Mad Catz gaming console will support Google Play out of the box
When the Ouya was first announced, the idea was met with quite a few mixed opinions. Some felt the idea of an Android gaming micro-console was an odd proposition, others felt it was genius. Since then, we’ve seen quite a few companies rise up with their own Android gaming system offerings, such as the Gamestick or Bluestacks Gamepop. Now well-known accessory maker Mad Catz is jumping into the fray as well.
First, its worth noting that the pictured device is a prototype, and while the looks could end up staying the same – the hardware specs aren’t 100% official just yet. We do know that the plan is for the M.O.J.O to feature 16GB internal storage when it ships, as well as microSD, Bluetooth Smart 4.0 (when the next Android version ships apparently), two USB ports, HDMI, a headphone port and Wi-Fi.
When it comes to controllers, the Mad Catz M.O.J.O will use a modified Mad Catz C.T.R.L.R Bluetooth Controller and will also have support for mice and other peripherals. As for the processor? Mad Catz reports that they are investigating using the Tegra 4 in its final hardware, but hasn’t officially committed to any particular ARM processor.
What makes the Project M.O.J.O. different?
What really makes the Mad Catz console different from competitors is that they aren’t interested in creating a special app library or customized UI for it to work. Apparently the console will directly support Google Play and Amazon AppStore apps, right out of the box. Of course that also limits the possibility exclusives for the console — but regardless, having Google Play is nothing short of good news.
When it comes down to success in the micro-console market, it will likely be determined by a combination of factors such as games library, controller/console design and pricing. With a lighter form factor than even the Ouya and the full power of Google Play, Mad Catz is looking good when it comes to the first two factors.
As for pricing? If the system does come with a Tegra 4 processor, this will pretty much be guaranteed to cost more than the Ouya’s $99 price tag. Still, if Mad Catz can ensure it doesn’t cost too much more, it could have the chance to give its competition a real run for the money.
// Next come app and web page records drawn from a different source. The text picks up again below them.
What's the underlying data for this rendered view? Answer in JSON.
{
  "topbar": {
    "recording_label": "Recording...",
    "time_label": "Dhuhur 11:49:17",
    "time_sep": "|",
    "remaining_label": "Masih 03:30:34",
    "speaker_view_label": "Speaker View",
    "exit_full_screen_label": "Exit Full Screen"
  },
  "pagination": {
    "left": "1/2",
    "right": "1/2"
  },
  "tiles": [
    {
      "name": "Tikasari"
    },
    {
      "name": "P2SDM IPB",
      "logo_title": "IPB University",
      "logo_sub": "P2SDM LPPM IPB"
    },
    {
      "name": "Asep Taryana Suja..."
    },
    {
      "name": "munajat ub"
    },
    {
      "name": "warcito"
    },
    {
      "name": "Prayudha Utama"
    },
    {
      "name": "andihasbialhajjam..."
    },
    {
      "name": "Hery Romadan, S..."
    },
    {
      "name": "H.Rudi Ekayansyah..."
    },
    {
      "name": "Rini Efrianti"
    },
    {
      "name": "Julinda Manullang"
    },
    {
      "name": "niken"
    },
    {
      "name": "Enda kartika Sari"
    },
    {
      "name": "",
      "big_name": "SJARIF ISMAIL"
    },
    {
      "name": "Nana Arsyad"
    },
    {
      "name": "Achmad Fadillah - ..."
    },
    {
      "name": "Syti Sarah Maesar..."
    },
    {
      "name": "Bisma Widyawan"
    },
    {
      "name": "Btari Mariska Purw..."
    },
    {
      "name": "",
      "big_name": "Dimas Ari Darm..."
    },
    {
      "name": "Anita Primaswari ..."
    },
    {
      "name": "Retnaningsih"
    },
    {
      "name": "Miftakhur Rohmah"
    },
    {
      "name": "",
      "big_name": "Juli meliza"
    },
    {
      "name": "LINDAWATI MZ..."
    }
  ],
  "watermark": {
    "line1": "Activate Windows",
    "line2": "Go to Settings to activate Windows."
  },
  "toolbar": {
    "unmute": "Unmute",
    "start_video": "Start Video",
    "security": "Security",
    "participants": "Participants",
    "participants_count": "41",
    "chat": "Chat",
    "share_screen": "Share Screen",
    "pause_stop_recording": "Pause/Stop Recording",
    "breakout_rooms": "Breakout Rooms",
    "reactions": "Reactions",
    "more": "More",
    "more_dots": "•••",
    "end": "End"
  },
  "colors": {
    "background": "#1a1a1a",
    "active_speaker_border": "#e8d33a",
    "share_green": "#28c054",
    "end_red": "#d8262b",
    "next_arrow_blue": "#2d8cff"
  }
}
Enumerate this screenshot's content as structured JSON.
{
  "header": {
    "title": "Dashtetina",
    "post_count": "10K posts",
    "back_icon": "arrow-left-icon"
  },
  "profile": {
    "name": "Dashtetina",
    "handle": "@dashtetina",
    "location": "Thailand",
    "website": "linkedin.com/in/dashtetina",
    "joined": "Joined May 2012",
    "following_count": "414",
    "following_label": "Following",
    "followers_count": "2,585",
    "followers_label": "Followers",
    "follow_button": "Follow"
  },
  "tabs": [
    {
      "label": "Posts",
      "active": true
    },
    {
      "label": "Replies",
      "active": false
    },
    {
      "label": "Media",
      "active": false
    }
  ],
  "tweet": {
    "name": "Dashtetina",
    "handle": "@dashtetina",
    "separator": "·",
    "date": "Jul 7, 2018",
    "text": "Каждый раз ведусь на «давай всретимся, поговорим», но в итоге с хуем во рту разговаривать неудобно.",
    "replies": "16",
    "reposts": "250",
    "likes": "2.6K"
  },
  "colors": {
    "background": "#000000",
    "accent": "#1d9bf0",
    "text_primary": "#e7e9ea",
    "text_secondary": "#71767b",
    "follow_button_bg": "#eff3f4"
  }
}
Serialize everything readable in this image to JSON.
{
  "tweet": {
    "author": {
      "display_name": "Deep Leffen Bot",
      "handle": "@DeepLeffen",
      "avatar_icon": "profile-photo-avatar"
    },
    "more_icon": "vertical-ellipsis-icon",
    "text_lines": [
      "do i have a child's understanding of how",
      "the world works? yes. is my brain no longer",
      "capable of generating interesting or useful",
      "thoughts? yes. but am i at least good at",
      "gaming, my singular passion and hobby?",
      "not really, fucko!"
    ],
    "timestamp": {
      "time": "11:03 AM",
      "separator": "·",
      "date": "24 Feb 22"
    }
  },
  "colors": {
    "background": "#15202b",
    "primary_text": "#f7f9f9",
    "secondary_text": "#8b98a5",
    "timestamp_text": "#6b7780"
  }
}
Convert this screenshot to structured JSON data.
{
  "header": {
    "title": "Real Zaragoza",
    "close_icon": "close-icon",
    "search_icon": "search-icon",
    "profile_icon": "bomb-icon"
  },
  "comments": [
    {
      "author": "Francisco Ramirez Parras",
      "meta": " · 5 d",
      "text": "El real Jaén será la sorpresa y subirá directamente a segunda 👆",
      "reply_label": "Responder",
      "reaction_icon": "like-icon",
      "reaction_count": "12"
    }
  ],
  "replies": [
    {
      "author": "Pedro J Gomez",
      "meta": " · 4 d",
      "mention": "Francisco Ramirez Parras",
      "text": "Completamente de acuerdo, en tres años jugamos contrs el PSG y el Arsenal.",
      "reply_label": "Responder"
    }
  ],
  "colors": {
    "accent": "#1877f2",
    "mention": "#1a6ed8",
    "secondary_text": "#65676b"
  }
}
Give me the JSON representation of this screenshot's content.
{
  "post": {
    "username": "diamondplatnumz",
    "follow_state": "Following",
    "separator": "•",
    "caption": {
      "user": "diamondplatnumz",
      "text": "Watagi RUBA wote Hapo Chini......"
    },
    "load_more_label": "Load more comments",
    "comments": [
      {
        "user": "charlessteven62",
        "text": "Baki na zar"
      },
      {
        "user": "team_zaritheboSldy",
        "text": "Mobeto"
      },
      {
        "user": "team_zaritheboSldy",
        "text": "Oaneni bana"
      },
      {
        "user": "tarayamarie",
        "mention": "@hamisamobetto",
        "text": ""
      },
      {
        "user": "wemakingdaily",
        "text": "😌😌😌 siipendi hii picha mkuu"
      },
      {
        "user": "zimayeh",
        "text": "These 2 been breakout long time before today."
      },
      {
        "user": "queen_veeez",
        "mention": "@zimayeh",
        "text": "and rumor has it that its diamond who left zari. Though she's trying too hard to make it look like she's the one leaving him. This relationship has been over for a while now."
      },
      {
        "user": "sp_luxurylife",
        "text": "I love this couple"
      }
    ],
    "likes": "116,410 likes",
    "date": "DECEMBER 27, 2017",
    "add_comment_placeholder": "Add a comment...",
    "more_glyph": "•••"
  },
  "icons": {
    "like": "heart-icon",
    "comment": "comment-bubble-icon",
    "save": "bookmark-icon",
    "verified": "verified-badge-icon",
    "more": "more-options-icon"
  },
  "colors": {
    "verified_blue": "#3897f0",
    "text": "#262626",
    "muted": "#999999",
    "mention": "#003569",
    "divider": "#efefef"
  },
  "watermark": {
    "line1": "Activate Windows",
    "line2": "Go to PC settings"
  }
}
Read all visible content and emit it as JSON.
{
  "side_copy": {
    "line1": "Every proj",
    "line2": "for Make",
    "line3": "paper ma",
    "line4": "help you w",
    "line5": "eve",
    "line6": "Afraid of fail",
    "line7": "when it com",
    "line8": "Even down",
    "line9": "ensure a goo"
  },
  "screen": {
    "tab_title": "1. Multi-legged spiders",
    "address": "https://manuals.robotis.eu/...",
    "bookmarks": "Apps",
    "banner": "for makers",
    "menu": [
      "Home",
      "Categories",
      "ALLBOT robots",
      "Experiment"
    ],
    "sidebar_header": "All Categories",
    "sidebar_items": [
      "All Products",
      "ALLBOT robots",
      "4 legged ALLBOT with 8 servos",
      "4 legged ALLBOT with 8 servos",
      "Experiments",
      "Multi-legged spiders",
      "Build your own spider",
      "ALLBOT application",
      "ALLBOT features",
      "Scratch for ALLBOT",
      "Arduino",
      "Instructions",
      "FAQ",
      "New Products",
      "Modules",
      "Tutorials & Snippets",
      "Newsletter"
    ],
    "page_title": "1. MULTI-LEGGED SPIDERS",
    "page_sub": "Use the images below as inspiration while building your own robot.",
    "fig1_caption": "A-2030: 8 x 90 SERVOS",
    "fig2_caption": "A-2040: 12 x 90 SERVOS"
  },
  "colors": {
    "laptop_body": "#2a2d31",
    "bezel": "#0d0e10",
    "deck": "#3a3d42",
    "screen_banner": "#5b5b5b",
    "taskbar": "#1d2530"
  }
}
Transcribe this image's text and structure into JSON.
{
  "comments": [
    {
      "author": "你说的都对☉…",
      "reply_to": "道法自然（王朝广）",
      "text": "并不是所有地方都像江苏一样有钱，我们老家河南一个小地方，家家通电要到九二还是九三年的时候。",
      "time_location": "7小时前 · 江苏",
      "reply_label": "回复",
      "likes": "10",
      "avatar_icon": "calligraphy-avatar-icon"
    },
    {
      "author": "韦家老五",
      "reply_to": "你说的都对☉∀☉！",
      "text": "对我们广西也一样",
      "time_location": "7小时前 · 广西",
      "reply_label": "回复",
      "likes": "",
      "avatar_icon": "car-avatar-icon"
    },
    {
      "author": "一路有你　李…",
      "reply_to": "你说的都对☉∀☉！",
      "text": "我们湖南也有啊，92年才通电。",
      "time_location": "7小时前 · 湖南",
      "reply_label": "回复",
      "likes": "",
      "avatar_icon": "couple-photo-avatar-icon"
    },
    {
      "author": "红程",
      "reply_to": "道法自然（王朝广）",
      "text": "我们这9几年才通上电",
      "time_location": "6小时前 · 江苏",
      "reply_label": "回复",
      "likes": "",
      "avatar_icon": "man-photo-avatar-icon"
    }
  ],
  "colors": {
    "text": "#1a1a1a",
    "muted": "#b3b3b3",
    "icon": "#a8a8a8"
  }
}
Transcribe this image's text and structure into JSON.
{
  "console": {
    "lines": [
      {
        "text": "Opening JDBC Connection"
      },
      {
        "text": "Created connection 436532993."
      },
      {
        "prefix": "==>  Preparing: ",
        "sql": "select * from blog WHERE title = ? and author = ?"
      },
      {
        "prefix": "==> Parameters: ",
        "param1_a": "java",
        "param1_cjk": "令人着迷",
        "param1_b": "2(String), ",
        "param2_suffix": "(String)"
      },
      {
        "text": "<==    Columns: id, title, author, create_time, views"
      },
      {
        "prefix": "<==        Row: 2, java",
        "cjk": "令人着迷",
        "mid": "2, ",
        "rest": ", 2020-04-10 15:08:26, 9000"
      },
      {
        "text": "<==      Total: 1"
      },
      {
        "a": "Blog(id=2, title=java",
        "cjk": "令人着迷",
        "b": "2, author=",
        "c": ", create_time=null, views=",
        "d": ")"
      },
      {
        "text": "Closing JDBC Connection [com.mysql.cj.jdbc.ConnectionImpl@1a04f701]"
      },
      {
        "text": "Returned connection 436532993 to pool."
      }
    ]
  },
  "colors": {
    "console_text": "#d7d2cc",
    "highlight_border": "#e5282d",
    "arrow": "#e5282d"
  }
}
What do you think of the Mad Catz system, based on what we know? Provided its powered by a Tegra 4 processor, how much would you pay for it?